Exercise →
An exact copy of every entry is needed, without any of the pictures.

--

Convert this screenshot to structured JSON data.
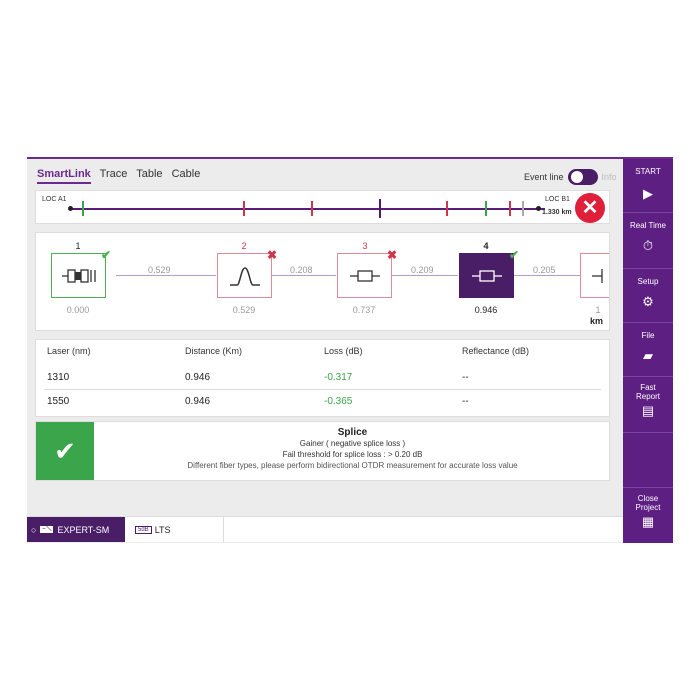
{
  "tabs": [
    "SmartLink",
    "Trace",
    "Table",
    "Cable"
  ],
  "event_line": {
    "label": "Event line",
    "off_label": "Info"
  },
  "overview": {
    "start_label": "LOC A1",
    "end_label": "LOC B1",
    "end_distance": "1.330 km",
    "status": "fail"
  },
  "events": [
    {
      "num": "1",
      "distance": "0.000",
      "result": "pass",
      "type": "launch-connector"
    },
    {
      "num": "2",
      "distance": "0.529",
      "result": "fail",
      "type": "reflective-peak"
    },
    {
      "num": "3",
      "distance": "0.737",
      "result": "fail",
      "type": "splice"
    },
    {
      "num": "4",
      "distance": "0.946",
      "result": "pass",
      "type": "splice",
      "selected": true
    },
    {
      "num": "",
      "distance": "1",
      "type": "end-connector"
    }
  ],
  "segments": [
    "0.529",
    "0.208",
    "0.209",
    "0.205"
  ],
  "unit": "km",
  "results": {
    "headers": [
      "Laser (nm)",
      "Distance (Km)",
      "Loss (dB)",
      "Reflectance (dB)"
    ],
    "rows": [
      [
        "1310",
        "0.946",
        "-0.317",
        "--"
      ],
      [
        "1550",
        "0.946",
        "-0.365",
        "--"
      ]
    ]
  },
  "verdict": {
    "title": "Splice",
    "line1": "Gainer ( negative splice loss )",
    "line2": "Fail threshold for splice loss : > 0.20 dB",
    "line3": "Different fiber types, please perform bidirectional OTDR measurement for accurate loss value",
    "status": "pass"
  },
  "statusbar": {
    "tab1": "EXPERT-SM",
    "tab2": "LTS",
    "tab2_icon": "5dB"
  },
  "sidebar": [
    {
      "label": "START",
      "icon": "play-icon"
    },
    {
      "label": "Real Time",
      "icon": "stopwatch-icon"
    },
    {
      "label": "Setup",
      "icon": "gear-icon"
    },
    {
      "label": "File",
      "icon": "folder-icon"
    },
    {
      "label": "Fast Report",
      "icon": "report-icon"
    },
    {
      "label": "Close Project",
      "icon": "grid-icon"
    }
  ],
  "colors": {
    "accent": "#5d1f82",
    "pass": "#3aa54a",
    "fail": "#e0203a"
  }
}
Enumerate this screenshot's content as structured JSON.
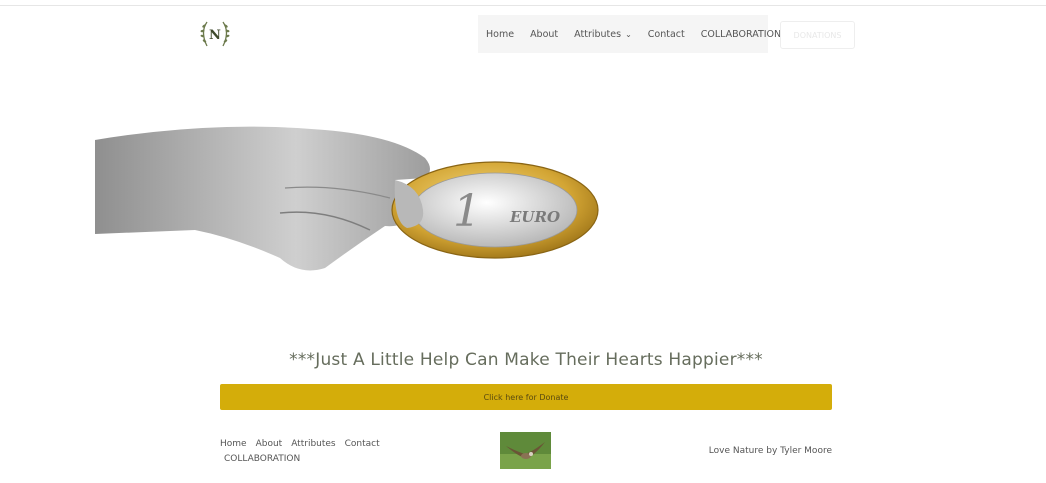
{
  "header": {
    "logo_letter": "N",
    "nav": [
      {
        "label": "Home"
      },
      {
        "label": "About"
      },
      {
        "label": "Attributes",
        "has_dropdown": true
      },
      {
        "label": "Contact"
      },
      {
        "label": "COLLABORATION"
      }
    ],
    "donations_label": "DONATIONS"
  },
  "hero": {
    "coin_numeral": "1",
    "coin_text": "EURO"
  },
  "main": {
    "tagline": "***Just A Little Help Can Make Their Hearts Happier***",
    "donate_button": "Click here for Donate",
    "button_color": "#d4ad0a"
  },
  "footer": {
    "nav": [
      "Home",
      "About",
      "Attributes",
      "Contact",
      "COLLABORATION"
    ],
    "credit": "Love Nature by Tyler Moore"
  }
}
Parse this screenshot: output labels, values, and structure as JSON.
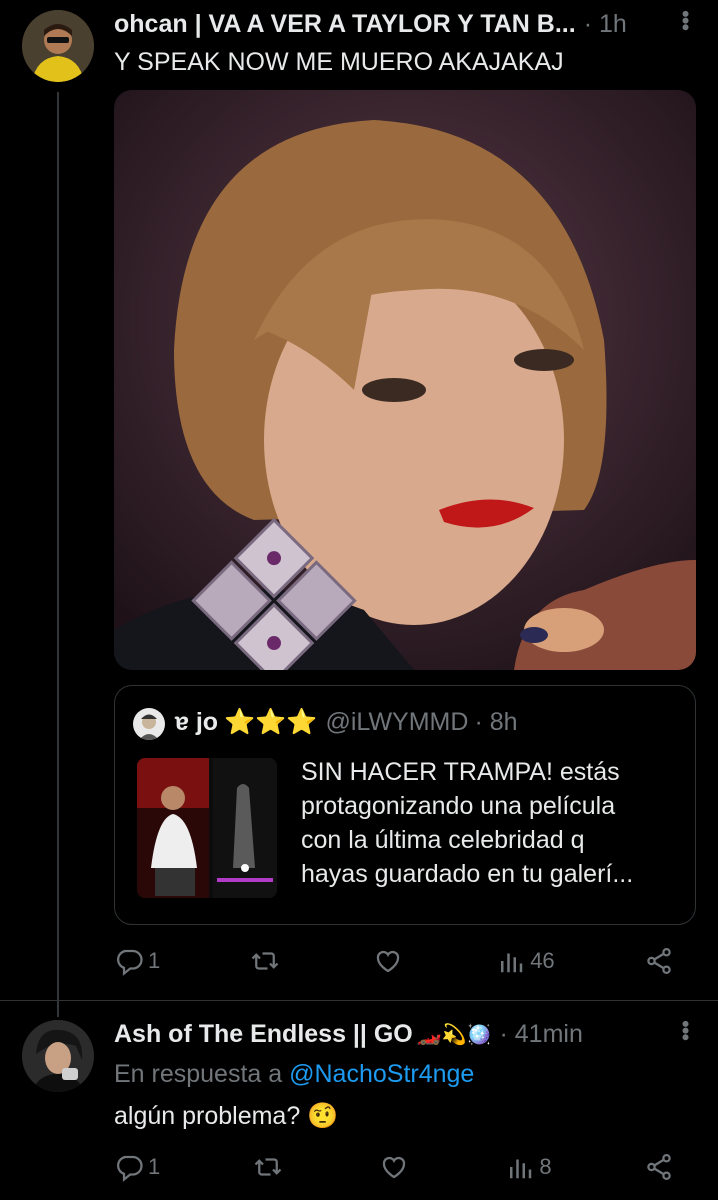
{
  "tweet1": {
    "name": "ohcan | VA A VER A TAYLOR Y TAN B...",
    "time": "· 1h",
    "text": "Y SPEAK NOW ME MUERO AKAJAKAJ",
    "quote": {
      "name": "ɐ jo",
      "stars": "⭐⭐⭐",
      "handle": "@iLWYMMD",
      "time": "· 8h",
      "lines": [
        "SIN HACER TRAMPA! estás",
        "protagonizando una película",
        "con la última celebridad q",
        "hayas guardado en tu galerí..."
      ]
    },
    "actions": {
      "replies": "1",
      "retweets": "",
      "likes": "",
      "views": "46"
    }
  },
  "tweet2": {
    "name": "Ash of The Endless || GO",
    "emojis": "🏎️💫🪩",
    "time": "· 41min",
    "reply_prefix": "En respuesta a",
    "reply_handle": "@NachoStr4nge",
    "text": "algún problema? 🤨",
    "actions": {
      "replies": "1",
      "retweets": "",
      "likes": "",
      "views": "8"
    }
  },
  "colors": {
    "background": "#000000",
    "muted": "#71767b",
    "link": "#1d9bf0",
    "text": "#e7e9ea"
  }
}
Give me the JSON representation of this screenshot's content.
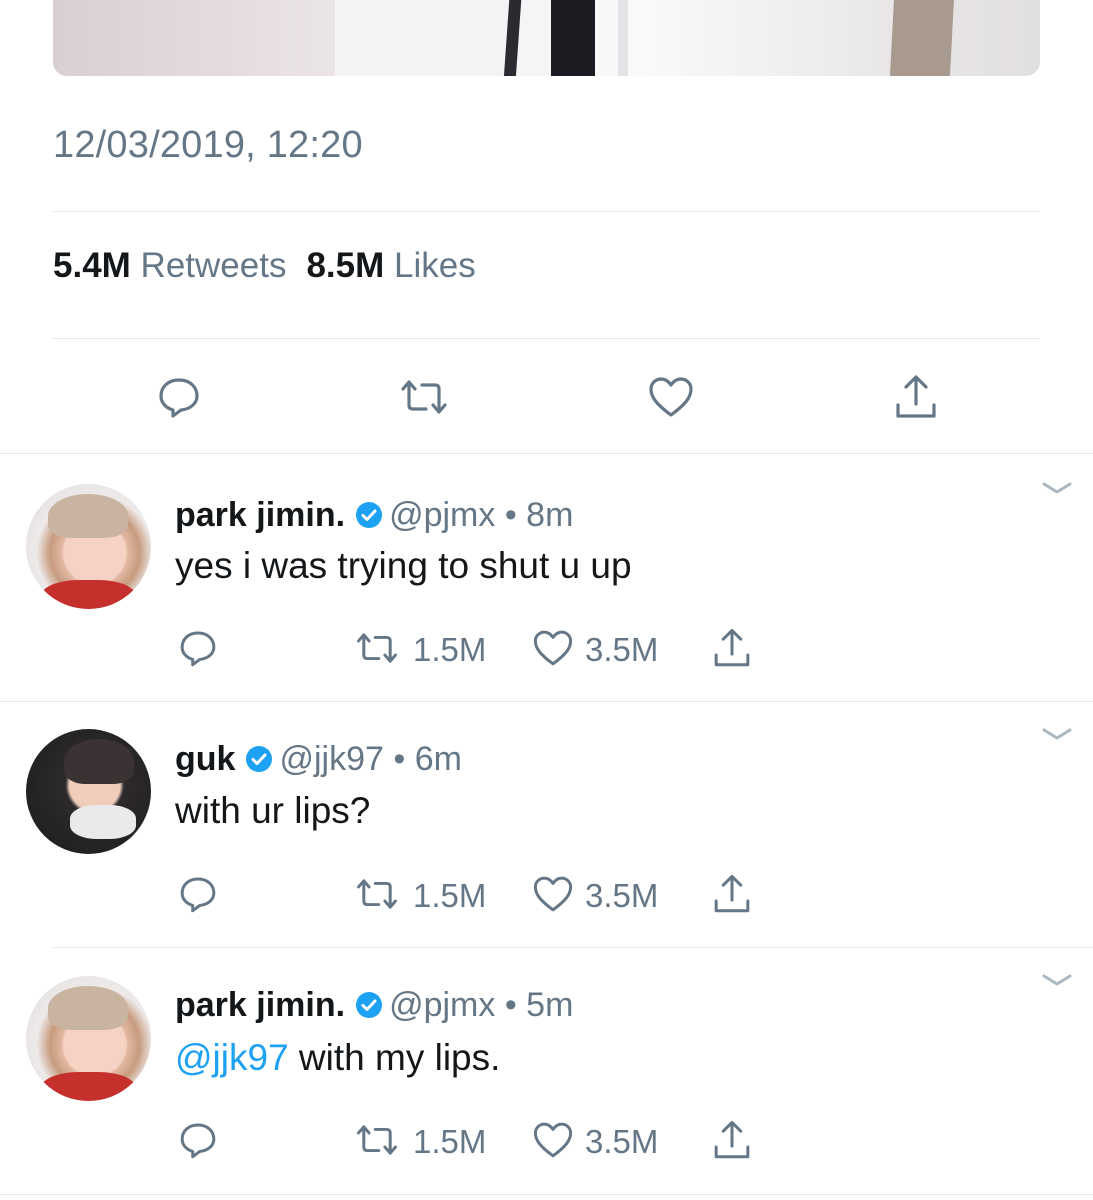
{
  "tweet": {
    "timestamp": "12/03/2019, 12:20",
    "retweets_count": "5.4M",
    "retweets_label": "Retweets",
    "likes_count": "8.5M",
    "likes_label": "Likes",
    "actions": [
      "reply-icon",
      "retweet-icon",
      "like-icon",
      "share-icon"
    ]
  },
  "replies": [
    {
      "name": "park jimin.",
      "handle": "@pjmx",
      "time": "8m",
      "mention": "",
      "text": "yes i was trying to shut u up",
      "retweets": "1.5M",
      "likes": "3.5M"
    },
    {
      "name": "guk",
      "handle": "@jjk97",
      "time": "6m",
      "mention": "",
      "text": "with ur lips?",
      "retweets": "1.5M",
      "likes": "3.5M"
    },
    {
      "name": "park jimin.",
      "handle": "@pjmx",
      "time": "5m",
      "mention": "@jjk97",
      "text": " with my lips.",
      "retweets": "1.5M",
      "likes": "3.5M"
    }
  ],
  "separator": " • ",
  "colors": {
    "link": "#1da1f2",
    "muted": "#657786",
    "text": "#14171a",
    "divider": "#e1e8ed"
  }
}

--

Result below →
Convert this screenshot to structured JSON data.
{
  "tabs": [
    "SmartLink",
    "Trace",
    "Table",
    "Cable"
  ],
  "event_line": {
    "label": "Event line",
    "off_label": "Info"
  },
  "overview": {
    "start_label": "LOC A1",
    "end_label": "LOC B1",
    "end_distance": "1.330 km",
    "status": "fail"
  },
  "events": [
    {
      "num": "1",
      "distance": "0.000",
      "result": "pass",
      "type": "launch-connector"
    },
    {
      "num": "2",
      "distance": "0.529",
      "result": "fail",
      "type": "reflective-peak"
    },
    {
      "num": "3",
      "distance": "0.737",
      "result": "fail",
      "type": "splice"
    },
    {
      "num": "4",
      "distance": "0.946",
      "result": "pass",
      "type": "splice",
      "selected": true
    },
    {
      "num": "",
      "distance": "1",
      "type": "end-connector"
    }
  ],
  "segments": [
    "0.529",
    "0.208",
    "0.209",
    "0.205"
  ],
  "unit": "km",
  "results": {
    "headers": [
      "Laser (nm)",
      "Distance (Km)",
      "Loss (dB)",
      "Reflectance (dB)"
    ],
    "rows": [
      [
        "1310",
        "0.946",
        "-0.317",
        "--"
      ],
      [
        "1550",
        "0.946",
        "-0.365",
        "--"
      ]
    ]
  },
  "verdict": {
    "title": "Splice",
    "line1": "Gainer ( negative splice loss )",
    "line2": "Fail threshold for splice loss : > 0.20 dB",
    "line3": "Different fiber types, please perform bidirectional OTDR measurement for accurate loss value",
    "status": "pass"
  },
  "statusbar": {
    "tab1": "EXPERT-SM",
    "tab2": "LTS",
    "tab2_icon": "5dB"
  },
  "sidebar": [
    {
      "label": "START",
      "icon": "play-icon"
    },
    {
      "label": "Real Time",
      "icon": "stopwatch-icon"
    },
    {
      "label": "Setup",
      "icon": "gear-icon"
    },
    {
      "label": "File",
      "icon": "folder-icon"
    },
    {
      "label": "Fast Report",
      "icon": "report-icon"
    },
    {
      "label": "Close Project",
      "icon": "grid-icon"
    }
  ],
  "colors": {
    "accent": "#5d1f82",
    "pass": "#3aa54a",
    "fail": "#e0203a"
  }
}
Enumerate this screenshot's content as structured JSON.
{
  "header": {
    "logo_letter": "N",
    "nav": [
      {
        "label": "Home"
      },
      {
        "label": "About"
      },
      {
        "label": "Attributes",
        "has_dropdown": true
      },
      {
        "label": "Contact"
      },
      {
        "label": "COLLABORATION"
      }
    ],
    "donations_label": "DONATIONS"
  },
  "hero": {
    "coin_numeral": "1",
    "coin_text": "EURO"
  },
  "main": {
    "tagline": "***Just A Little Help Can Make Their Hearts Happier***",
    "donate_button": "Click here for Donate",
    "button_color": "#d4ad0a"
  },
  "footer": {
    "nav": [
      "Home",
      "About",
      "Attributes",
      "Contact",
      "COLLABORATION"
    ],
    "credit": "Love Nature by Tyler Moore"
  }
}
Parse this screenshot: output labels, values, and structure as JSON.
{
  "tweet1": {
    "name": "ohcan | VA A VER A TAYLOR Y TAN B...",
    "time": "· 1h",
    "text": "Y SPEAK NOW ME MUERO AKAJAKAJ",
    "quote": {
      "name": "ɐ jo",
      "stars": "⭐⭐⭐",
      "handle": "@iLWYMMD",
      "time": "· 8h",
      "lines": [
        "SIN HACER TRAMPA! estás",
        "protagonizando una película",
        "con la última celebridad q",
        "hayas guardado en tu galerí..."
      ]
    },
    "actions": {
      "replies": "1",
      "retweets": "",
      "likes": "",
      "views": "46"
    }
  },
  "tweet2": {
    "name": "Ash of The Endless || GO",
    "emojis": "🏎️💫🪩",
    "time": "· 41min",
    "reply_prefix": "En respuesta a",
    "reply_handle": "@NachoStr4nge",
    "text": "algún problema? 🤨",
    "actions": {
      "replies": "1",
      "retweets": "",
      "likes": "",
      "views": "8"
    }
  },
  "colors": {
    "background": "#000000",
    "muted": "#71767b",
    "link": "#1d9bf0",
    "text": "#e7e9ea"
  }
}
Give me the JSON representation of this screenshot's content.
{
  "tweet": {
    "timestamp": "12/03/2019, 12:20",
    "retweets_count": "5.4M",
    "retweets_label": "Retweets",
    "likes_count": "8.5M",
    "likes_label": "Likes",
    "actions": [
      "reply-icon",
      "retweet-icon",
      "like-icon",
      "share-icon"
    ]
  },
  "replies": [
    {
      "name": "park jimin.",
      "handle": "@pjmx",
      "time": "8m",
      "mention": "",
      "text": "yes i was trying to shut u up",
      "retweets": "1.5M",
      "likes": "3.5M"
    },
    {
      "name": "guk",
      "handle": "@jjk97",
      "time": "6m",
      "mention": "",
      "text": "with ur lips?",
      "retweets": "1.5M",
      "likes": "3.5M"
    },
    {
      "name": "park jimin.",
      "handle": "@pjmx",
      "time": "5m",
      "mention": "@jjk97",
      "text": " with my lips.",
      "retweets": "1.5M",
      "likes": "3.5M"
    }
  ],
  "separator": " • ",
  "colors": {
    "link": "#1da1f2",
    "muted": "#657786",
    "text": "#14171a",
    "divider": "#e1e8ed"
  }
}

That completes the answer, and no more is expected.